Work instructions
Scan the records that follow, and whenever a line has the word "this", copy it.

Task material
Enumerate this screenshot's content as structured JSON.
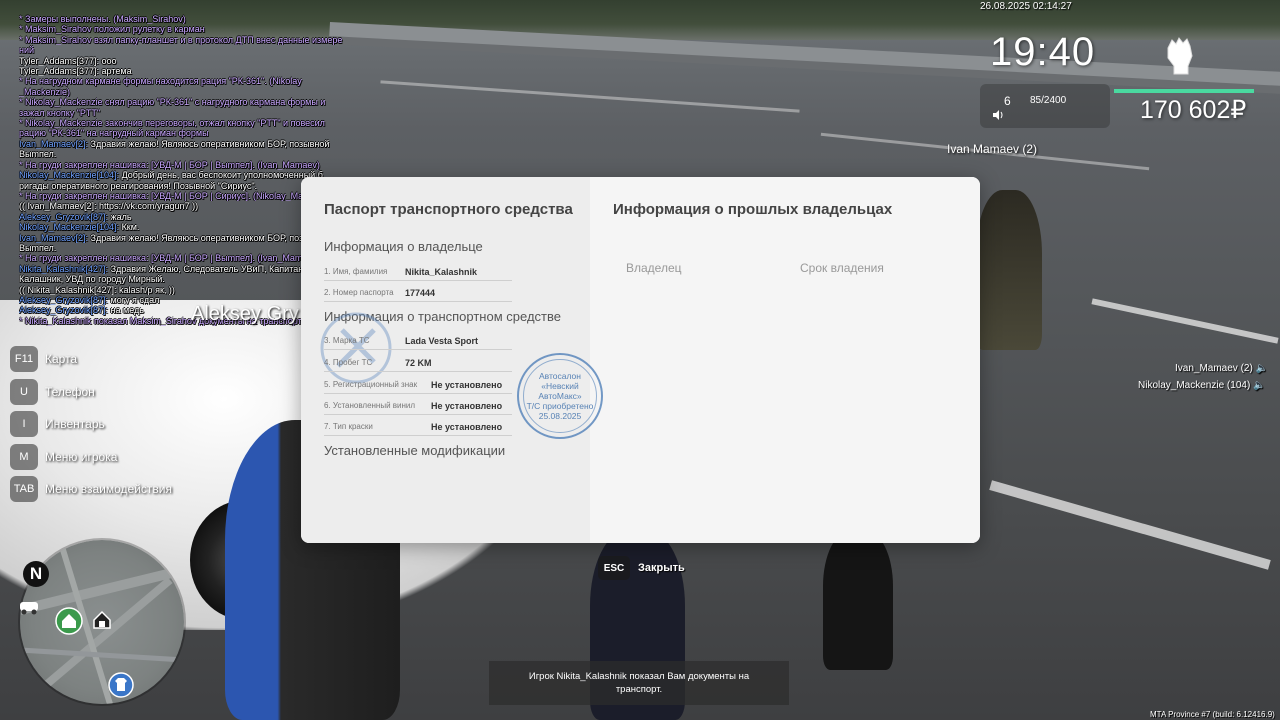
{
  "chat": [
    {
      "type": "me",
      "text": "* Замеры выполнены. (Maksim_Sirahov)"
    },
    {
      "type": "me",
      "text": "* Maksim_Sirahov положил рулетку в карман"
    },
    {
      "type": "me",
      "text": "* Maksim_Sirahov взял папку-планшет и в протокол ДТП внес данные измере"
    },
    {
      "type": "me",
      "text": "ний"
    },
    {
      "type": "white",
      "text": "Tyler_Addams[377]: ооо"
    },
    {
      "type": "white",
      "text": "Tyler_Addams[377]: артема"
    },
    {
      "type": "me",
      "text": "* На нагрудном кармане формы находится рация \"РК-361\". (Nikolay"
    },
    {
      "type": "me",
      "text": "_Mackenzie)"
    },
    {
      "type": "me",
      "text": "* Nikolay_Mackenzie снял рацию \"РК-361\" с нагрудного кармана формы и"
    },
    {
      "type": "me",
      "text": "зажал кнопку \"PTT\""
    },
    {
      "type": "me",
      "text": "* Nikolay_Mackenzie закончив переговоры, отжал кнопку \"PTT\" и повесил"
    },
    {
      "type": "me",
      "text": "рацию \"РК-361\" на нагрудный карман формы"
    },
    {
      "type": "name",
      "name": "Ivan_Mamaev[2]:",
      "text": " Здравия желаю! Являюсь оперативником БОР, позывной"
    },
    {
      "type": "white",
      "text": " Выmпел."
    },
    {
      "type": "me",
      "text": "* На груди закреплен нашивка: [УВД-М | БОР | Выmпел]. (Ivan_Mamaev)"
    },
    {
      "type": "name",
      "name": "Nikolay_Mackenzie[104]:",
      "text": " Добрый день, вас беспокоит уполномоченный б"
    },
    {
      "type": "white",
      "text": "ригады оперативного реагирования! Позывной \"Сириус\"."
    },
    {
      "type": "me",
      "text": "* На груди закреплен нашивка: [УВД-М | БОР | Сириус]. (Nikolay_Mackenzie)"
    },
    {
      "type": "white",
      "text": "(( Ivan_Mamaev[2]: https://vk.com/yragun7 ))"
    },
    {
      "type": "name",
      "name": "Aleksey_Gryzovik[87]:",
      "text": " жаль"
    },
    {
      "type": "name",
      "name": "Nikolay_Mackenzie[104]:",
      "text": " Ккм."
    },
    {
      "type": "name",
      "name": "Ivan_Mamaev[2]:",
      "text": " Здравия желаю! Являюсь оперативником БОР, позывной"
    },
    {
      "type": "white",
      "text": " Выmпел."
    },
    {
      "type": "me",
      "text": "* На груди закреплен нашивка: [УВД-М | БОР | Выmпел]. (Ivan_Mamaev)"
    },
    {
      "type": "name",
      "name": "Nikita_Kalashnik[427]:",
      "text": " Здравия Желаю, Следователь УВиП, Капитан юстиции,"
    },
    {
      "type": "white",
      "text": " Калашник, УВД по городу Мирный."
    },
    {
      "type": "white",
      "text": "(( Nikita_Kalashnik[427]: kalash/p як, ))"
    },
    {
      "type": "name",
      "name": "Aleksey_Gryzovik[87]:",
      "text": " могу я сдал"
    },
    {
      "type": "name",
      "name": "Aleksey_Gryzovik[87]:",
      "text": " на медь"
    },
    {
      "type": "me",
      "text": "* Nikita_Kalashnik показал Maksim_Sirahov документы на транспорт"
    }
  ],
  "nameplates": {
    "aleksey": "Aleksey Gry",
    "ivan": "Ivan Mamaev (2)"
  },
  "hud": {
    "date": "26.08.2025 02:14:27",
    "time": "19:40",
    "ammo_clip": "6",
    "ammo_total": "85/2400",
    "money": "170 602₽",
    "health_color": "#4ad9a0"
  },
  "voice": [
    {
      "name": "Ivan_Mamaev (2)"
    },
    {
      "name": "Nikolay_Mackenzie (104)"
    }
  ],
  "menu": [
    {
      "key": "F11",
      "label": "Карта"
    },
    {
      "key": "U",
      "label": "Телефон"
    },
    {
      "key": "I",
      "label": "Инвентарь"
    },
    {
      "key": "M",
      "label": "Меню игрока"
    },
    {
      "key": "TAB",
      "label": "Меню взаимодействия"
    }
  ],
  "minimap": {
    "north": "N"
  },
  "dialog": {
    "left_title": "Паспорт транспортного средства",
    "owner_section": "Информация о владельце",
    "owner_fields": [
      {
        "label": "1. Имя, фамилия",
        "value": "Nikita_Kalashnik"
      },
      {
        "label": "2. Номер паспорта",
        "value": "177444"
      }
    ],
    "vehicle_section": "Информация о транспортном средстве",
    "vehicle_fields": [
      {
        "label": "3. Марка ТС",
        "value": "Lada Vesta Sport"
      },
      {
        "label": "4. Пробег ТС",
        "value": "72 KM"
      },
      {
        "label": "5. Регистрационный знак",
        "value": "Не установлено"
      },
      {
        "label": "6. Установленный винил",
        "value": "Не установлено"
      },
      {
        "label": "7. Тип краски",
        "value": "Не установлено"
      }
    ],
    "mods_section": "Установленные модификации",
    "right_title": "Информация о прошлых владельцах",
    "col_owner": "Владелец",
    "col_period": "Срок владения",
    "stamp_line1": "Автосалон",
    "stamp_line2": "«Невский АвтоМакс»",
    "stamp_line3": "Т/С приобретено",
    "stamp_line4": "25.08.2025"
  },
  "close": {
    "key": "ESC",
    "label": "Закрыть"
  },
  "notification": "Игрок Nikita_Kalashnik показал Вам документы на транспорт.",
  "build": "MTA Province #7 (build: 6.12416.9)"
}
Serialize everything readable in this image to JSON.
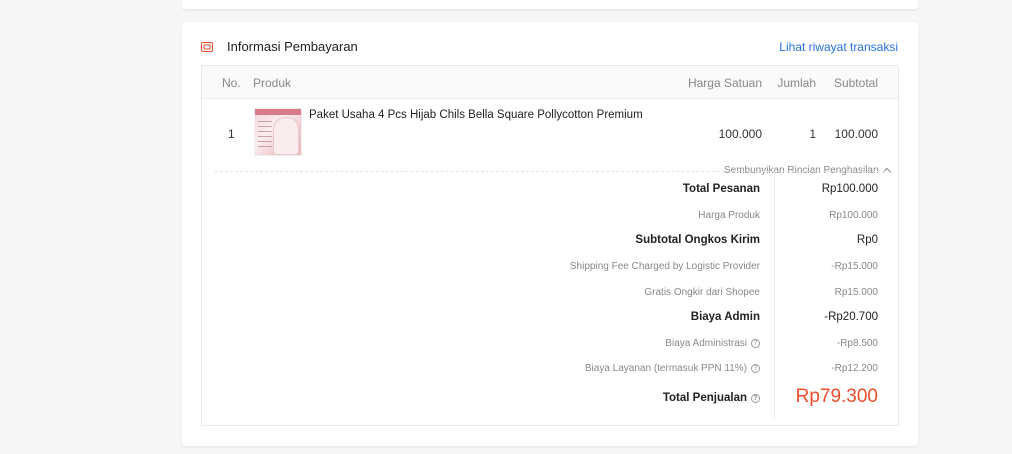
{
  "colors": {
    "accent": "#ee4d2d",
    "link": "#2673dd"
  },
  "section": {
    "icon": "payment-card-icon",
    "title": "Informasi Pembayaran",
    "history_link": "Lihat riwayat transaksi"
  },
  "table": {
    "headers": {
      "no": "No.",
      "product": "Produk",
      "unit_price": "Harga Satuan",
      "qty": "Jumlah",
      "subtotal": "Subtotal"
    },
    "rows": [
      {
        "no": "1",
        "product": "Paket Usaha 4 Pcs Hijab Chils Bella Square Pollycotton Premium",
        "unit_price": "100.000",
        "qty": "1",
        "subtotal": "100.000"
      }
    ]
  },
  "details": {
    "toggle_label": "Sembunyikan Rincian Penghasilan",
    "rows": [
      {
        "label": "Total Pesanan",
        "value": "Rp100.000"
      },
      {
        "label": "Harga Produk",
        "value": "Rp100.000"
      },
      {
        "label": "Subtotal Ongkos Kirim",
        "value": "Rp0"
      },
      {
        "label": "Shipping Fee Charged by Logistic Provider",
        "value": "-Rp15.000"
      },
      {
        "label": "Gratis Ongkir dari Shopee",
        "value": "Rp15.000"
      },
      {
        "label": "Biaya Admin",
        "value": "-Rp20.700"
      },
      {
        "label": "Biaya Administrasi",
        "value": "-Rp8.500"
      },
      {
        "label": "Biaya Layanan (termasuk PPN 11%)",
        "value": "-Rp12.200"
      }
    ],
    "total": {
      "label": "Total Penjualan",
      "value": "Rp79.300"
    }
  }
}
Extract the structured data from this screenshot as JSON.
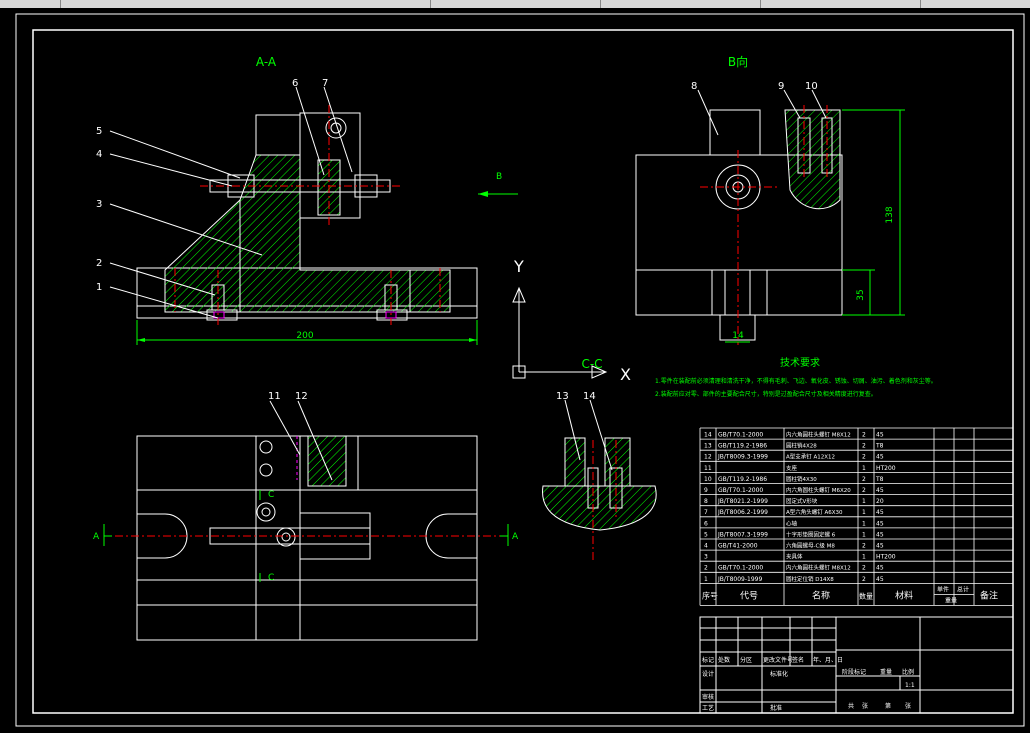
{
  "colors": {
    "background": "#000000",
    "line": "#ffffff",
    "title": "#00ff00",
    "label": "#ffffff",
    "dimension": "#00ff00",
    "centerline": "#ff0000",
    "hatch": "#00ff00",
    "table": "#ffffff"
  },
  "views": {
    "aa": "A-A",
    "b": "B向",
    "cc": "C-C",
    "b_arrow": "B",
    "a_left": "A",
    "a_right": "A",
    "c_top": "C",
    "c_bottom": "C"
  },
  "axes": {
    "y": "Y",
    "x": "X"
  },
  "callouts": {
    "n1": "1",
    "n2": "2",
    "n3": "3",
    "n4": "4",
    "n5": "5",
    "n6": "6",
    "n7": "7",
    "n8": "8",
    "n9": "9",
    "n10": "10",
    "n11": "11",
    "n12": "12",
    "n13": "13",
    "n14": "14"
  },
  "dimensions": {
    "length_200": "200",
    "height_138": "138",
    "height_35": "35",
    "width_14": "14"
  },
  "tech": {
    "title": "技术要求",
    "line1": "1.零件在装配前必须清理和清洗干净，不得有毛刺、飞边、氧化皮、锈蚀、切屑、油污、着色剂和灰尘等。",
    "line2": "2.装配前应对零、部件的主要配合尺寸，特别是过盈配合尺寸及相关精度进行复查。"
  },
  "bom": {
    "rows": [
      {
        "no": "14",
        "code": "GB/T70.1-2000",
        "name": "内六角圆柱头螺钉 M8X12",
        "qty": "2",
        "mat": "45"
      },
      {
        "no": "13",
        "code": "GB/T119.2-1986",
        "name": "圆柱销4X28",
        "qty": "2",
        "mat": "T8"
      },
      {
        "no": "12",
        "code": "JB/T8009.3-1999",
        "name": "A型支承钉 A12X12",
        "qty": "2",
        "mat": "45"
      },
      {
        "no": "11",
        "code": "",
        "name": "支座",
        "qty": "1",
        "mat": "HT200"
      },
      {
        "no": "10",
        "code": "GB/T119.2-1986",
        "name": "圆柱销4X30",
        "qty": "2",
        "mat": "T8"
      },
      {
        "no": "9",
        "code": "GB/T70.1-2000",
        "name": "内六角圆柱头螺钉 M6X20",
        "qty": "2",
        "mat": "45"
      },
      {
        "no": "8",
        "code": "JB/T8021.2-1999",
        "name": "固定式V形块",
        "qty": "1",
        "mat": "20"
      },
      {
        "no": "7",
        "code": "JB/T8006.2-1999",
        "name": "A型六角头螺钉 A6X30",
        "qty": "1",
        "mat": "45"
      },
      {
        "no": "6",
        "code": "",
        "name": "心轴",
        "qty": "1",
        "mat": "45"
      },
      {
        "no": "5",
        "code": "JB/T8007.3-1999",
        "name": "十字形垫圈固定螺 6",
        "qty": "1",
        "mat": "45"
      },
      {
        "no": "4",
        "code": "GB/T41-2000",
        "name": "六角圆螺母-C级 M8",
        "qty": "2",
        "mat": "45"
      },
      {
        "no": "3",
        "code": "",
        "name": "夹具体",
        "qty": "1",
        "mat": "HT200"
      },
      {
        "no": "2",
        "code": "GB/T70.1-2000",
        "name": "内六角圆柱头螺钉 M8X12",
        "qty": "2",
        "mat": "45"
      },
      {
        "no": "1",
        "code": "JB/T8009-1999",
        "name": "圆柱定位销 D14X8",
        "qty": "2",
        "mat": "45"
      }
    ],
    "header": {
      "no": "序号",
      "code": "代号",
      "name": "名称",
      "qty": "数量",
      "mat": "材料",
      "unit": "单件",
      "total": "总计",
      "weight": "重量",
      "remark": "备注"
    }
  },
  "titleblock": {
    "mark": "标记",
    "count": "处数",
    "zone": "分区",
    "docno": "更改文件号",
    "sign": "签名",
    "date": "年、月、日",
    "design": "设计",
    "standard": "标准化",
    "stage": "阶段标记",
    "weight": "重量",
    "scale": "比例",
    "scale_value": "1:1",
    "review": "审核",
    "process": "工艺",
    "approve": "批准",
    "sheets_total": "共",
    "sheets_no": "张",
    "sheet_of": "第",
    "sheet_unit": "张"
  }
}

Solution
Enumerate this screenshot's content as structured JSON.
Serialize everything readable in this image to JSON.
Extract the structured data from this screenshot as JSON.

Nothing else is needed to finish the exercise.